Given records ::
+++++

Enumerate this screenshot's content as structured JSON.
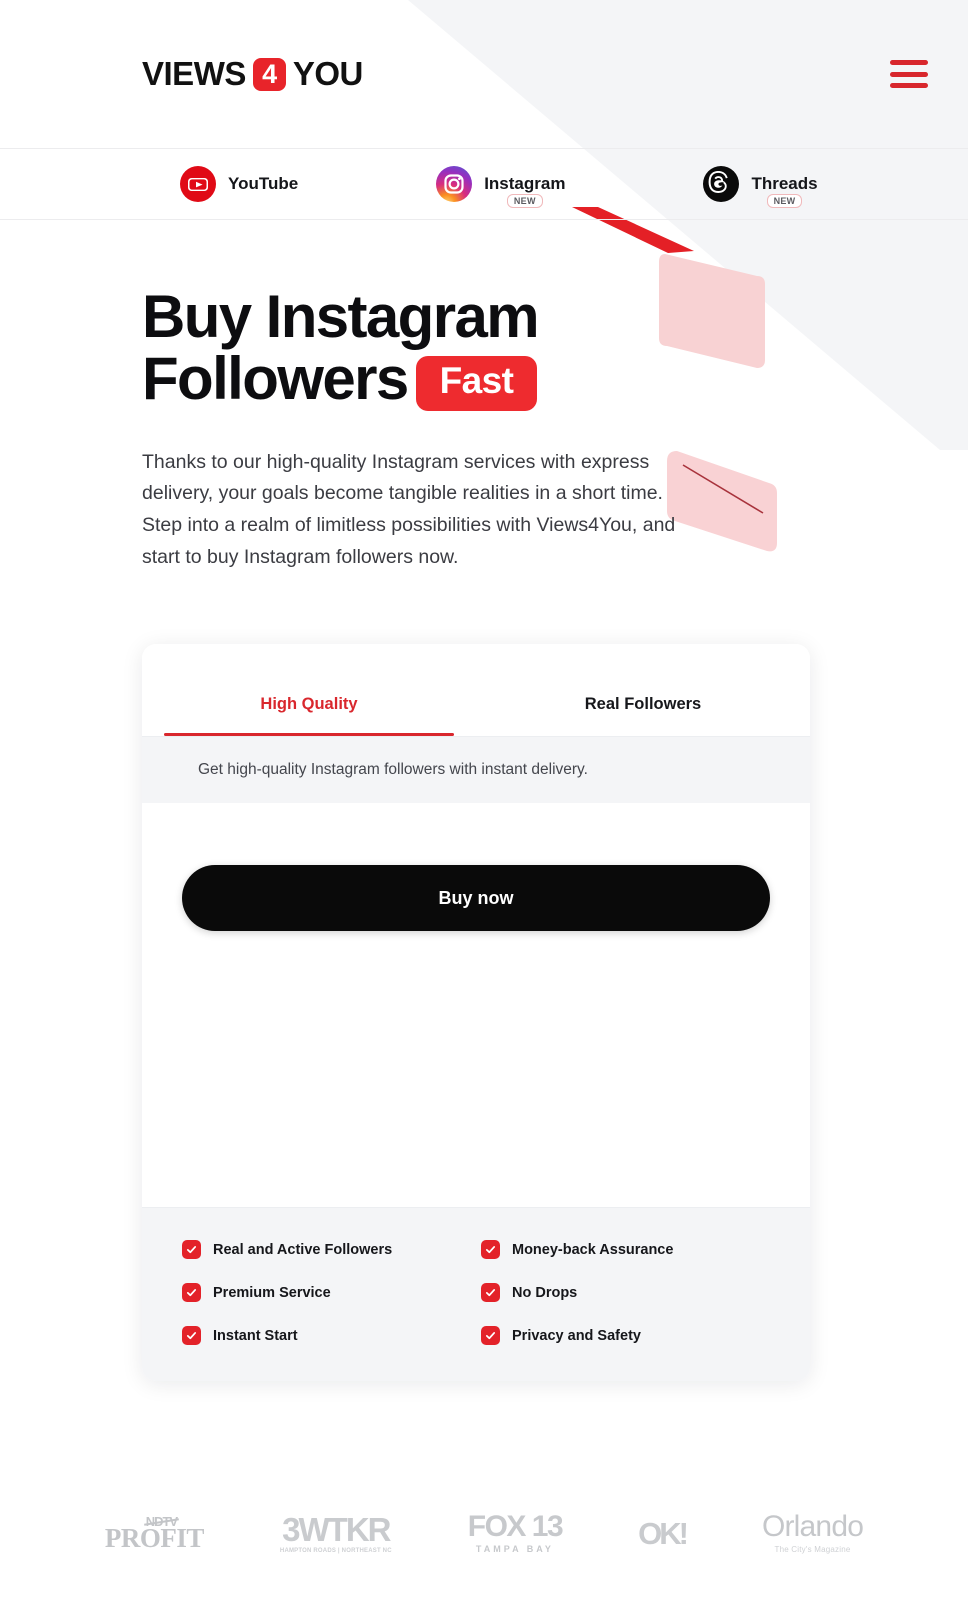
{
  "brand": {
    "logo_part1": "VIEWS",
    "logo_accent": "4",
    "logo_part2": "YOU",
    "accent_color": "#e8242a",
    "menu_icon": "hamburger-icon"
  },
  "platform_nav": {
    "items": [
      {
        "label": "YouTube",
        "icon": "youtube-icon",
        "badge": ""
      },
      {
        "label": "Instagram",
        "icon": "instagram-icon",
        "badge": "NEW"
      },
      {
        "label": "Threads",
        "icon": "threads-icon",
        "badge": "NEW"
      }
    ]
  },
  "hero": {
    "title_line1": "Buy Instagram",
    "title_line2": "Followers",
    "title_pill": "Fast",
    "paragraph": "Thanks to our high-quality Instagram services with express delivery, your goals become tangible realities in a short time. Step into a realm of limitless possibilities with Views4You, and start to buy Instagram followers now."
  },
  "card": {
    "tabs": [
      {
        "label": "High Quality",
        "active": true
      },
      {
        "label": "Real Followers",
        "active": false
      }
    ],
    "subnote": "Get high-quality Instagram followers with instant delivery.",
    "buy_button": "Buy now",
    "features": [
      "Real and Active Followers",
      "Money-back Assurance",
      "Premium Service",
      "No Drops",
      "Instant Start",
      "Privacy and Safety"
    ]
  },
  "press": {
    "logos": [
      {
        "name": "ndtv-profit-logo",
        "top": "NDTV",
        "main": "PROFIT",
        "sub": ""
      },
      {
        "name": "wtkr-logo",
        "main": "3WTKR",
        "sub": "HAMPTON ROADS | NORTHEAST NC"
      },
      {
        "name": "fox13-logo",
        "main": "FOX 13",
        "sub": "TAMPA BAY"
      },
      {
        "name": "ok-magazine-logo",
        "main": "OK!",
        "sub": ""
      },
      {
        "name": "orlando-magazine-logo",
        "main": "Orlando",
        "sub": "The City's Magazine"
      }
    ]
  }
}
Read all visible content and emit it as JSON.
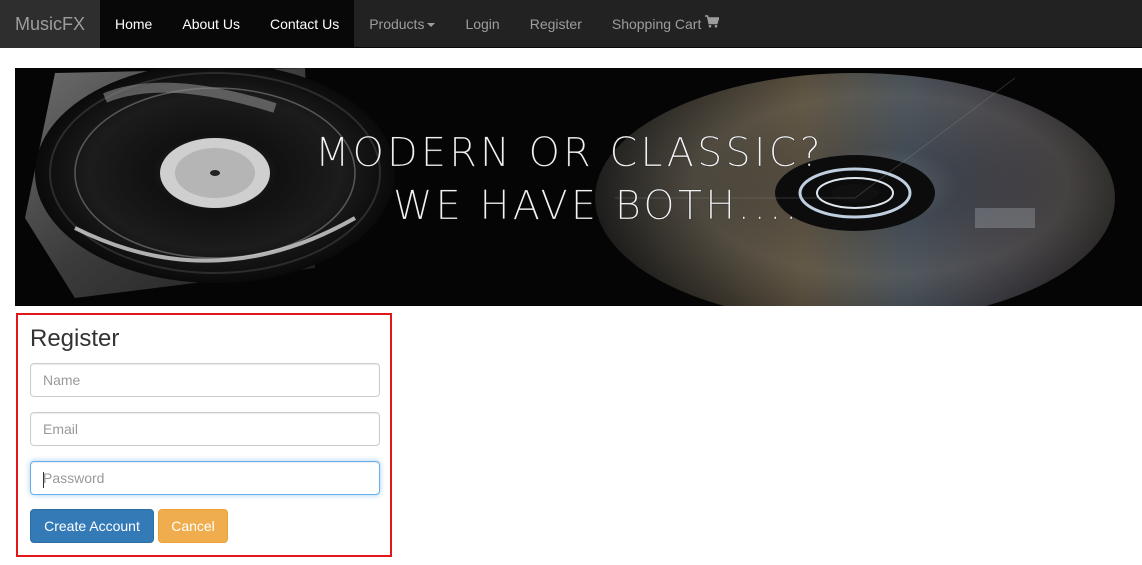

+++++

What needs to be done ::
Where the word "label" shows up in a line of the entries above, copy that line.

Written answer ::
        "label": "YouTube",
        "label": "Instagram",
        "label": "Threads",
        "label": "High Quality",
        "label": "Real Followers",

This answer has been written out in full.